● **Problem to work on**: Filter task. Return each line of the material that holds the string "screenshot".

● **Data for review**:
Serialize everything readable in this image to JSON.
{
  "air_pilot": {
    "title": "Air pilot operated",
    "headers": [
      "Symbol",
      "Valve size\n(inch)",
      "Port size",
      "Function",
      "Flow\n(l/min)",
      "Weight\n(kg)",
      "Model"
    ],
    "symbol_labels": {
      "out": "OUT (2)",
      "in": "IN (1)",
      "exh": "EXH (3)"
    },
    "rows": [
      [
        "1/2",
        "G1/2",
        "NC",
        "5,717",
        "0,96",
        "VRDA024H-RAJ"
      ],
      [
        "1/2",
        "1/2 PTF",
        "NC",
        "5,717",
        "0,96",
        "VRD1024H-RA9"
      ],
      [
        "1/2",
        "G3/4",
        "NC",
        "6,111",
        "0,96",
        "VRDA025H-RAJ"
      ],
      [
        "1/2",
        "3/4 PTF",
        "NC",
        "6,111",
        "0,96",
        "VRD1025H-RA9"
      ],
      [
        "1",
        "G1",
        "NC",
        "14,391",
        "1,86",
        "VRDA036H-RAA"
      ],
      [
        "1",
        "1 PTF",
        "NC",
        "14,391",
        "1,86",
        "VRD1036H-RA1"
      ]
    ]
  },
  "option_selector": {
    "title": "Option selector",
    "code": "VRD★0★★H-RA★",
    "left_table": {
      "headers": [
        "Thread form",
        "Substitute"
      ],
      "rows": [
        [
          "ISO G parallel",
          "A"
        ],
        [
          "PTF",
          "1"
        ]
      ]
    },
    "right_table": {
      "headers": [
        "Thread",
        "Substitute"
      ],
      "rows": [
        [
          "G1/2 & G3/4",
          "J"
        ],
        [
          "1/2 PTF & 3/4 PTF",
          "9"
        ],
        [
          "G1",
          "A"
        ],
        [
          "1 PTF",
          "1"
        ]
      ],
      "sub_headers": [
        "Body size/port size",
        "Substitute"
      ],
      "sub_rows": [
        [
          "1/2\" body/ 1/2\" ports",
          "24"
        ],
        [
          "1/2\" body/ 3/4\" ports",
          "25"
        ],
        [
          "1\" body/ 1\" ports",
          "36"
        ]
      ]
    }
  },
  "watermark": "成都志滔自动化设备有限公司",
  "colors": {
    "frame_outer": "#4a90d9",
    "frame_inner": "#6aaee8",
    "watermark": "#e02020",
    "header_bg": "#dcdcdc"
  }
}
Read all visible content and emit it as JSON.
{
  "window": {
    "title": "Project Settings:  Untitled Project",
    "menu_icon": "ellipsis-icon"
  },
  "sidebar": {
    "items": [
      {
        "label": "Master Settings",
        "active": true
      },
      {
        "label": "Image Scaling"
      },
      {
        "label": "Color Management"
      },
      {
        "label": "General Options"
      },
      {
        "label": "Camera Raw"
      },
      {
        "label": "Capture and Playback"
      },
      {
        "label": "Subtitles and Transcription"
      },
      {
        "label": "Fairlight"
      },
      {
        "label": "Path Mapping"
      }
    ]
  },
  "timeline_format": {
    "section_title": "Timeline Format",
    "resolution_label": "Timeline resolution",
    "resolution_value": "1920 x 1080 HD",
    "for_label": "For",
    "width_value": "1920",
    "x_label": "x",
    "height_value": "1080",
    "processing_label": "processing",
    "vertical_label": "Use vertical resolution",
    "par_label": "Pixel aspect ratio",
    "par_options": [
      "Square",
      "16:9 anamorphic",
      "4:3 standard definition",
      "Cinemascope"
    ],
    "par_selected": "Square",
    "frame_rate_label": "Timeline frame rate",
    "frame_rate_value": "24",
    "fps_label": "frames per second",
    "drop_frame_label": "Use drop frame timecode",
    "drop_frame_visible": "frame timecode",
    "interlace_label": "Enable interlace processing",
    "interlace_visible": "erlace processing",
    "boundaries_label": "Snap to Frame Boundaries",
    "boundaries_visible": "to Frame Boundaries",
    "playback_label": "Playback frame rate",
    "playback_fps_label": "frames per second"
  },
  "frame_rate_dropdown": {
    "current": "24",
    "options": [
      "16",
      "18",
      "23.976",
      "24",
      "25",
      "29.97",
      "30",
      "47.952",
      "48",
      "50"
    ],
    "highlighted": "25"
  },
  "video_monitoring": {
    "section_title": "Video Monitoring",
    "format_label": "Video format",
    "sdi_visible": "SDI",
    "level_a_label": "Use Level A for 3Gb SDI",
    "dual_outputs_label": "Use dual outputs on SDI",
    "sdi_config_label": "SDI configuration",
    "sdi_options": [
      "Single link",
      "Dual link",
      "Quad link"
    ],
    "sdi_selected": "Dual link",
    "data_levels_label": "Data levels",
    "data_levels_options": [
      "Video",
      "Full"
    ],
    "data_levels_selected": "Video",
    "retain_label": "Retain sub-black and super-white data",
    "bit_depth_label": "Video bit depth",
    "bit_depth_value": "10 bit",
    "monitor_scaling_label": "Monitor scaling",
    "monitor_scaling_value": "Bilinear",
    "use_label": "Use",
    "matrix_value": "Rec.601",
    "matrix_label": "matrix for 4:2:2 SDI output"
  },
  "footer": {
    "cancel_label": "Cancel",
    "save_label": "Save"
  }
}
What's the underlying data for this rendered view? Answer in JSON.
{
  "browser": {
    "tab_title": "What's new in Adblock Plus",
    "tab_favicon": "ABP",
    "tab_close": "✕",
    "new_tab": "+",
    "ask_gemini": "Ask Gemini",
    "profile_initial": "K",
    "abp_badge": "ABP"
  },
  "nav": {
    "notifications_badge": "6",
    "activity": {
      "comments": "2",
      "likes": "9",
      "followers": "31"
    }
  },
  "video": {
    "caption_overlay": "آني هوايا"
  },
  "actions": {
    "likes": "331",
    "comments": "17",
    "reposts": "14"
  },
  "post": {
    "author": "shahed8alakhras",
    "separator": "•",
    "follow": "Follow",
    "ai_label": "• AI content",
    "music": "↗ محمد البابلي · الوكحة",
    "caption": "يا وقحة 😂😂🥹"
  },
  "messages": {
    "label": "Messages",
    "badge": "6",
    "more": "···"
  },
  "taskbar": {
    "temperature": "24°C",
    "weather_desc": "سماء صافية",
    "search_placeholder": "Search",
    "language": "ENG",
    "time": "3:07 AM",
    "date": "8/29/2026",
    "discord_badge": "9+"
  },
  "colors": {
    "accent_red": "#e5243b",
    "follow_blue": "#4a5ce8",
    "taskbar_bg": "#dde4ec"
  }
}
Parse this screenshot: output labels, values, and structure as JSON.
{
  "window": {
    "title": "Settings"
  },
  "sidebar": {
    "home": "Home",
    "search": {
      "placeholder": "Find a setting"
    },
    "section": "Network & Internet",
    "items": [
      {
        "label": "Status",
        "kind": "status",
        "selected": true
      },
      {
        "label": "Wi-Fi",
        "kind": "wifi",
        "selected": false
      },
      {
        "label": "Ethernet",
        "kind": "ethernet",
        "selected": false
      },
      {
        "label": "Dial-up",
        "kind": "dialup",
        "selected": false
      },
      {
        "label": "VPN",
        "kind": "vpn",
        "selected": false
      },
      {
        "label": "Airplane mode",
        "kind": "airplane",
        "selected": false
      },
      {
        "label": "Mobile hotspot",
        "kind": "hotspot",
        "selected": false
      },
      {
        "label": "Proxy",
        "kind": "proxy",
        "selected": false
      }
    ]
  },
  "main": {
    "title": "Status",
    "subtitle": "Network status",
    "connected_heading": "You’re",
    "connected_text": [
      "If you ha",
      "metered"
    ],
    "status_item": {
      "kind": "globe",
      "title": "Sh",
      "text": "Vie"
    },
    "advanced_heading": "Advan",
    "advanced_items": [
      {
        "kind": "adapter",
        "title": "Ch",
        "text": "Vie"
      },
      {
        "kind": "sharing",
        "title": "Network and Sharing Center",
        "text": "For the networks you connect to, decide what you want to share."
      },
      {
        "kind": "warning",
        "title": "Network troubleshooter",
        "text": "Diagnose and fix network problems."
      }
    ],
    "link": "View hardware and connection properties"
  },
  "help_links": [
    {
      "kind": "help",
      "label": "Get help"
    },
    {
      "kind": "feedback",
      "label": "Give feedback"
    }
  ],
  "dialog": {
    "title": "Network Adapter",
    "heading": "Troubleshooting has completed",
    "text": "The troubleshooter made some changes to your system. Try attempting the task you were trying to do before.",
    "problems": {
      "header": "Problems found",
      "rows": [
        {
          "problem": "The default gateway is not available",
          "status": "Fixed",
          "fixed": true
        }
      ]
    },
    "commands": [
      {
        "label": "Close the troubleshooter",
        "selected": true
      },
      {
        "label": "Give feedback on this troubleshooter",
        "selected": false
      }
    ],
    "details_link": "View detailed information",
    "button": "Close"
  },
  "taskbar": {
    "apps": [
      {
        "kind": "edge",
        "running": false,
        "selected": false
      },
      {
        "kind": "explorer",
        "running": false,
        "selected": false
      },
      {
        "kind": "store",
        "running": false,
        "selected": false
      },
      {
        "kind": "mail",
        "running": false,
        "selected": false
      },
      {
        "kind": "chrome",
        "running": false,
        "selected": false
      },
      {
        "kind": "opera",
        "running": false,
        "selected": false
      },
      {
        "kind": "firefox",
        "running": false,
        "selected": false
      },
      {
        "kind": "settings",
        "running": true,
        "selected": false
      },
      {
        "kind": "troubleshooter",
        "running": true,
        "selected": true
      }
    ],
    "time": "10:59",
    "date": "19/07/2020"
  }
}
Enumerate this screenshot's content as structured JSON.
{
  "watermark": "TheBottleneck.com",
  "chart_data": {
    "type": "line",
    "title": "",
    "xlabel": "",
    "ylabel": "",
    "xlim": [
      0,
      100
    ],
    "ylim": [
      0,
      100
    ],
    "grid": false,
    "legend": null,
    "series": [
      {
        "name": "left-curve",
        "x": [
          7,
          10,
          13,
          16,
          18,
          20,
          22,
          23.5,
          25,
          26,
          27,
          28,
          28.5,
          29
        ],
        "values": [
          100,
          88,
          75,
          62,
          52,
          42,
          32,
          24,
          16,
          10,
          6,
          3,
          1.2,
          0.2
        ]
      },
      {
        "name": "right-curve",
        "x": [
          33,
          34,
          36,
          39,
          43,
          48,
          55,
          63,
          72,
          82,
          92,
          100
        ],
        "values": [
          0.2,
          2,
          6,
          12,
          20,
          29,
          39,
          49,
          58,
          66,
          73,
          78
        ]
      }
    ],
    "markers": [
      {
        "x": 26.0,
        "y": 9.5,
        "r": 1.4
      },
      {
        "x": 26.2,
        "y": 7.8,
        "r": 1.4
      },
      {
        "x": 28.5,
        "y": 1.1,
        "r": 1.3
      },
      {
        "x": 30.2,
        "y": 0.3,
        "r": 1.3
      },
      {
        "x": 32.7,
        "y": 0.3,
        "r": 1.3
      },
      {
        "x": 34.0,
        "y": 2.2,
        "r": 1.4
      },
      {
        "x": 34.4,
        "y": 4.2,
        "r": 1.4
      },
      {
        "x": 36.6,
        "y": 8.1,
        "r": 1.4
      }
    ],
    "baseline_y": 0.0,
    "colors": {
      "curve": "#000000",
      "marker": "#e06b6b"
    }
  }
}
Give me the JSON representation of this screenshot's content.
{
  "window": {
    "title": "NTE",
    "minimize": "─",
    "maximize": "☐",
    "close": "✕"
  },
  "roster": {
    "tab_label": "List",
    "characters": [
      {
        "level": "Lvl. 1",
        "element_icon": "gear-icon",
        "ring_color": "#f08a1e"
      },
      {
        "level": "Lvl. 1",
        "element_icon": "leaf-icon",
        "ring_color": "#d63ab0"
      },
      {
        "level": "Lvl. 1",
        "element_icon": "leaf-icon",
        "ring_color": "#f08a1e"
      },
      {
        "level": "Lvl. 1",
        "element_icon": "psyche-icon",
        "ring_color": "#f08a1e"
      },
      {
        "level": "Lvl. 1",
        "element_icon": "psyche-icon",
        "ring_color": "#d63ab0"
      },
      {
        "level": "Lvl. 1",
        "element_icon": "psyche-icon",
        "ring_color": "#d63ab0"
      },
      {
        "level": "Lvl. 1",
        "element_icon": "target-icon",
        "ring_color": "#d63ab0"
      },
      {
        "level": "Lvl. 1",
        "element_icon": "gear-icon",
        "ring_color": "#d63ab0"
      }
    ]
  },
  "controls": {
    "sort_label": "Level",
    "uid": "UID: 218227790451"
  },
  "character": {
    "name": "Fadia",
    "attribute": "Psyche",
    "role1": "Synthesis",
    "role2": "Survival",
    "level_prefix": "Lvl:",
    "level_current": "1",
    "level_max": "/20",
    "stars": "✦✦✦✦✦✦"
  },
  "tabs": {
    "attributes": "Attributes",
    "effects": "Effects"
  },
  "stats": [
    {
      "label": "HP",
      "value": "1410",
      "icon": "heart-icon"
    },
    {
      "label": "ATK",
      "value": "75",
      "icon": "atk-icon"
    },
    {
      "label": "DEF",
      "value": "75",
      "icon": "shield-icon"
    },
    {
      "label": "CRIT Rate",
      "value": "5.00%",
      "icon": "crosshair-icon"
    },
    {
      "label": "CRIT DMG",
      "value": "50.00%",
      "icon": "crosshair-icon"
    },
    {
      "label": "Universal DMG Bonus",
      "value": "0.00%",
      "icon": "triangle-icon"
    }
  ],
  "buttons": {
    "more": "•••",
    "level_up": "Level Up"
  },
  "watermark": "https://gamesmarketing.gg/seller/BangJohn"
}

● **Exercise solution**:
Parse this screenshot: output labels, values, and structure as JSON.
Enumerate this screenshot's content as structured JSON.
Give me the JSON representation of this screenshot's content.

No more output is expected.